---------- Data supplied ----------

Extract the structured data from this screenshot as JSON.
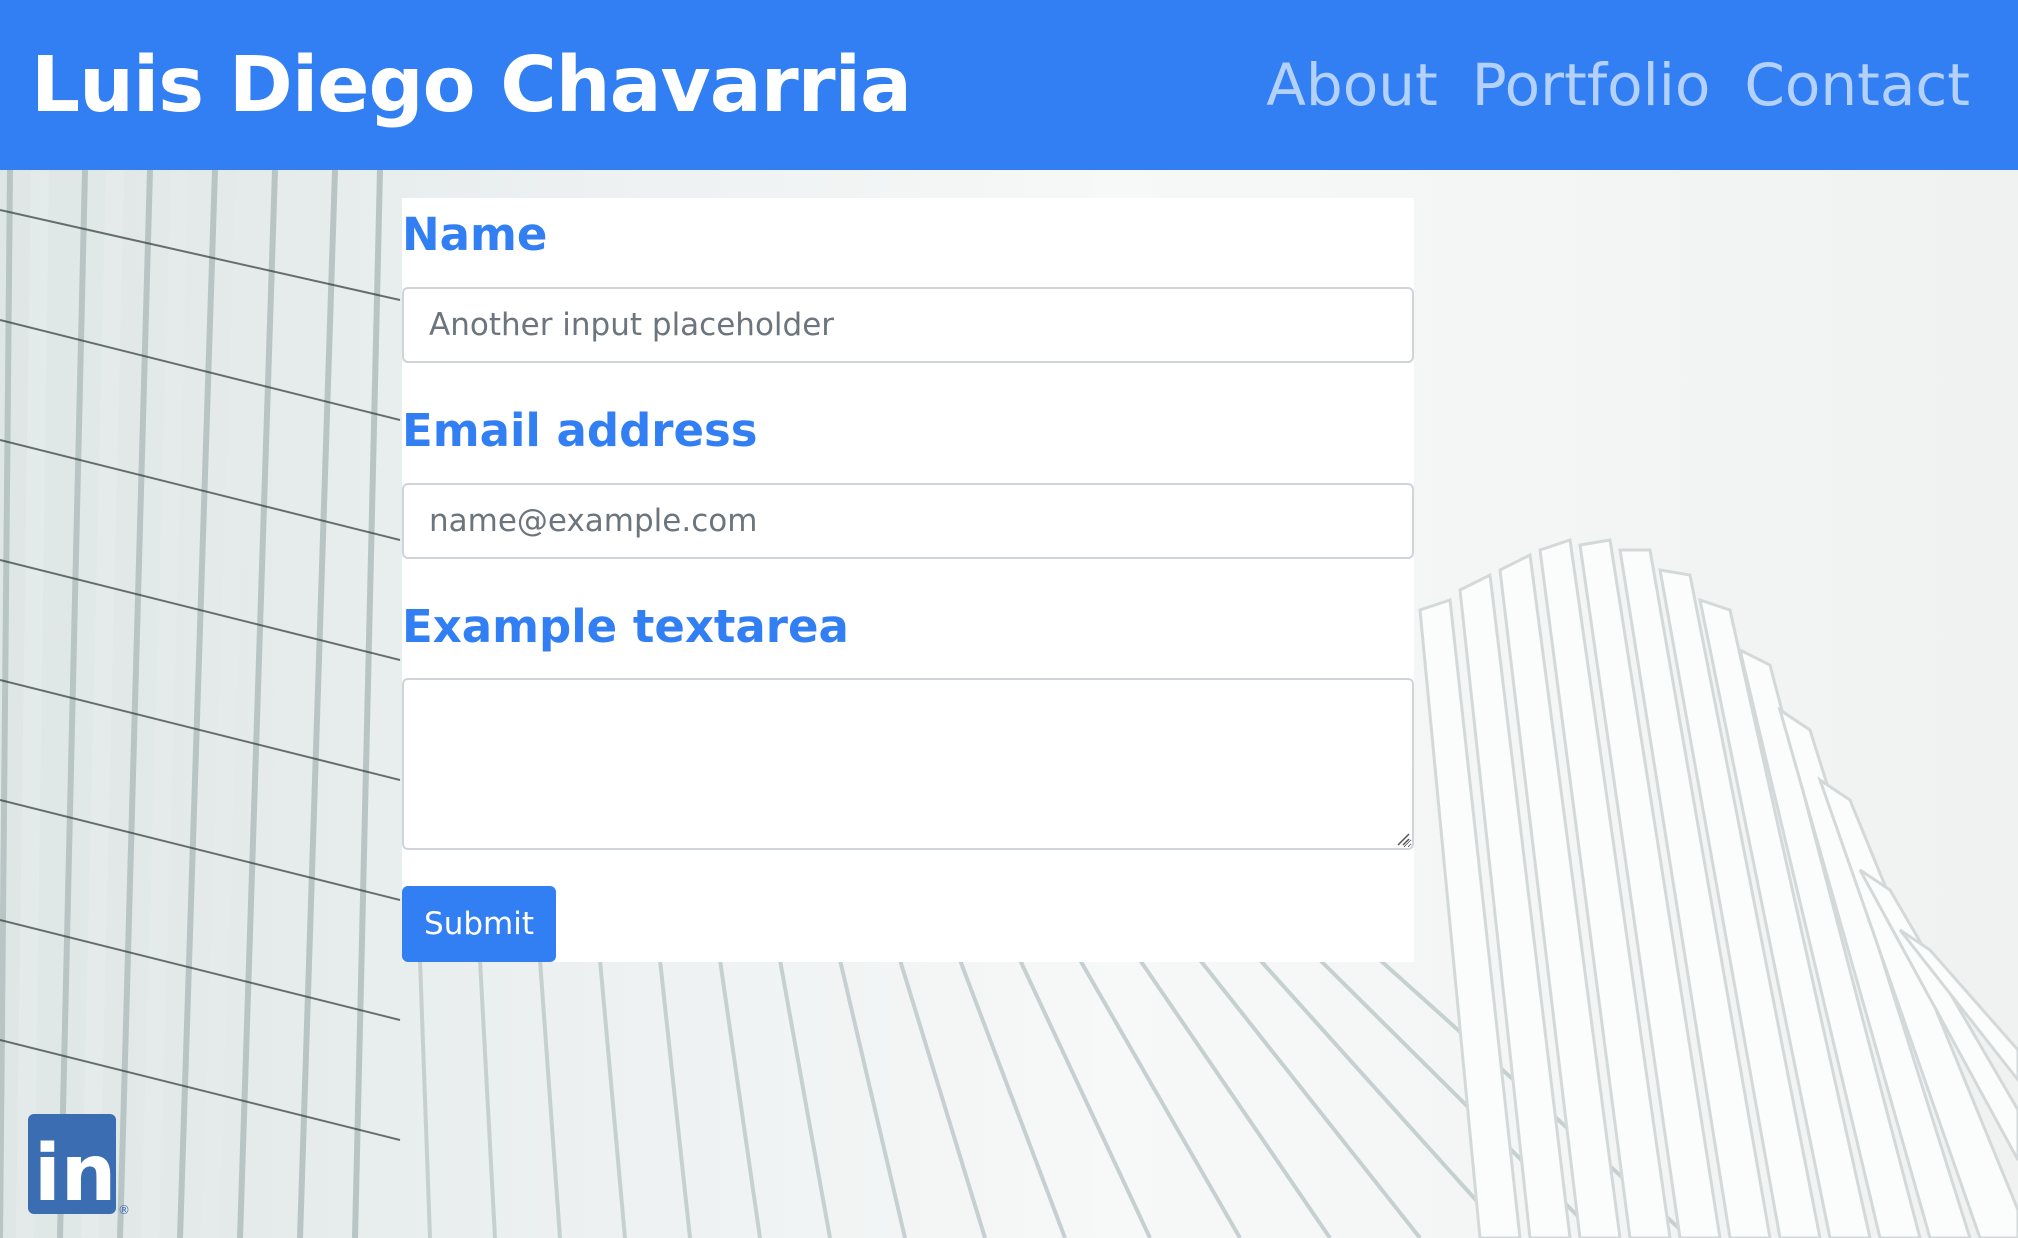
{
  "header": {
    "brand": "Luis Diego Chavarria",
    "nav": [
      {
        "label": "About"
      },
      {
        "label": "Portfolio"
      },
      {
        "label": "Contact"
      }
    ]
  },
  "form": {
    "name_label": "Name",
    "name_placeholder": "Another input placeholder",
    "email_label": "Email address",
    "email_placeholder": "name@example.com",
    "textarea_label": "Example textarea",
    "submit_label": "Submit"
  },
  "footer": {
    "linkedin_text": "in",
    "linkedin_icon": "linkedin-icon"
  },
  "colors": {
    "primary": "#327ff4",
    "nav_link": "#b3d1fb",
    "linkedin": "#3b6db3"
  }
}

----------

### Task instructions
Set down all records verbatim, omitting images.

### Answer section
Extract the structured data from this screenshot as JSON.
{
  "header": {
    "brand": "Luis Diego Chavarria",
    "nav": [
      {
        "label": "About"
      },
      {
        "label": "Portfolio"
      },
      {
        "label": "Contact"
      }
    ]
  },
  "form": {
    "name_label": "Name",
    "name_placeholder": "Another input placeholder",
    "email_label": "Email address",
    "email_placeholder": "name@example.com",
    "textarea_label": "Example textarea",
    "submit_label": "Submit"
  },
  "footer": {
    "linkedin_text": "in",
    "linkedin_icon": "linkedin-icon"
  },
  "colors": {
    "primary": "#327ff4",
    "nav_link": "#b3d1fb",
    "linkedin": "#3b6db3"
  }
}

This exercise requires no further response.